Those looking for more subversive scents should drop into another independent Marais parfumerie, Etat Libre d'Orange. This niche Parisian perfume house was founded by Etienne de Swardt, a marketing maverick who, like Malle and MDCI, has assembled a dream team of perfumers that includes Antoine Maisondieu (grandson of the Nobel Prize-winning author and philosopher Albert Camus). Etat Libre d'Orange specialises in perfumes with provocative accords and taboo-breaking names. The bottles are a little too risque to make gifts for conservative friends, so you're unlikely to encounter too many women trailing the scent of Putain des Palaces (Hotel Slut) or Magnificent Secretions. With outre fragrances such as these, your own unique sillage is pretty much guaranteed.


Maison Francis Kurkdjian, 5 rue d'Alger, 1st. Metro: Tuileries.
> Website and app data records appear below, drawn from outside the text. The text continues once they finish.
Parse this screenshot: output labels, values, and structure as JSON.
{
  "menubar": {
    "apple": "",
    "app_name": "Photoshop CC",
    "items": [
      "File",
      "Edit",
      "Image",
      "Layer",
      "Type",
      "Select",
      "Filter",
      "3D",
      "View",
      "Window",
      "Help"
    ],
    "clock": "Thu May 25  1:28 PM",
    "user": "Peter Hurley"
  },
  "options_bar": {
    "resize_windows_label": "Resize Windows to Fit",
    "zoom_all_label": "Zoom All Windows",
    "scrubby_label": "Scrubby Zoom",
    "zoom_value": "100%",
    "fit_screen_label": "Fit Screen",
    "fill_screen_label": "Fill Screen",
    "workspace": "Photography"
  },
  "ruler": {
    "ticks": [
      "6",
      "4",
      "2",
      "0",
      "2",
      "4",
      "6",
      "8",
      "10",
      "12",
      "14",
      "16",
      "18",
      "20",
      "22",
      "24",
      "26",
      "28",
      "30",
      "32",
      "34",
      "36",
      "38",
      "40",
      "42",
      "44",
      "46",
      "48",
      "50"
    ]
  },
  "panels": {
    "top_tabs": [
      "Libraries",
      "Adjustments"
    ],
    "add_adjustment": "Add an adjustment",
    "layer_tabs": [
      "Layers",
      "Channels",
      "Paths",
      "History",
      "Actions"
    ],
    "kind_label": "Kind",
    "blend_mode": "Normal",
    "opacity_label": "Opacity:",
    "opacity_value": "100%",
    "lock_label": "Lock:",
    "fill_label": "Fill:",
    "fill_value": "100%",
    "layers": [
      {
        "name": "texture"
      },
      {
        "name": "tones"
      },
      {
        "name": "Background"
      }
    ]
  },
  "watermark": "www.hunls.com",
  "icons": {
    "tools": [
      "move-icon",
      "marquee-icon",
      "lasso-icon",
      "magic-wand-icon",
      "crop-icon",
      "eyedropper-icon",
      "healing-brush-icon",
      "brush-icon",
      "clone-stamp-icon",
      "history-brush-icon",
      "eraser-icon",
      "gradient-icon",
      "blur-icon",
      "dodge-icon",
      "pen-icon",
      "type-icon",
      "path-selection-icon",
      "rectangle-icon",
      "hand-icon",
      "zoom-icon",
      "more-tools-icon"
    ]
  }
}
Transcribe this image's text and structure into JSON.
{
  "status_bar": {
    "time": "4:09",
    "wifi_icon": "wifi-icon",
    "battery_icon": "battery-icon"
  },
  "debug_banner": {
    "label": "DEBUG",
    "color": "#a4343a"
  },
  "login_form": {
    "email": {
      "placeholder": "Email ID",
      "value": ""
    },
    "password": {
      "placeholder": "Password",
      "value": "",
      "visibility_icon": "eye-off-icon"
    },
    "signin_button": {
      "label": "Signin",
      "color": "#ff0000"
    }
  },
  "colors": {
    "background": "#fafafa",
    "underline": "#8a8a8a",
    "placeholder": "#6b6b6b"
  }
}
Custom-made scents by appointment, phone +33 142 774 033.

Jovoy, 29 rue Danielle Casanova, 1st. Metro: Pyramides/Opera.

Guerlain, 68 ave des Champs-Elysees, 8th. Metro: Franklin D. Roosevelt.

Caron, 90 rue du Faubourg Saint-Honore, 1st. Metro: Franklin D. Roosevelt.

Annick Goutal, 14 rue de Castiglione, 1st. Metro: Tuileries.

Parfums de Nicolai, 28 rue de Richelieu, 1st. Metro: Palais Royal.

JAR, 24 rue de Castiglione, 1st. Metro: Tuileries.

Maitre Parfumeur et Gantier, 5 rue des Capucines, 1st. Metro: Opera.

Colette, 213 rue Saint-Honore, 1st. Metro: Tuileries.

IUNX at Hotel Costes, 239 rue Saint-Honore, 1st. Metro: Tuileries.

Salons du Palais-Royal Shiseido, 142 Galerie de Valois, 1st. Metro: Palais Royal.

Frederic Malle, 37 rue de Grenelle, 7th. Metro: Rue du Bac.

The Different Company, 10 rue Ferdinand Duval, 4th. Metro: Saint-Paul.

Etat Libre d'Orange, 69 rue des Archives, 4th. Metro: Rambuteau.

A selection of niche perfumes are also found at Le Bon Marche (24 rue de Sevres, 7th. Metro: Sevres-Babylone) and on the ground floor of Printemps de la Beaute (64 Boulevard Haussmann, 9th. Metro: Chaussee d'Antin).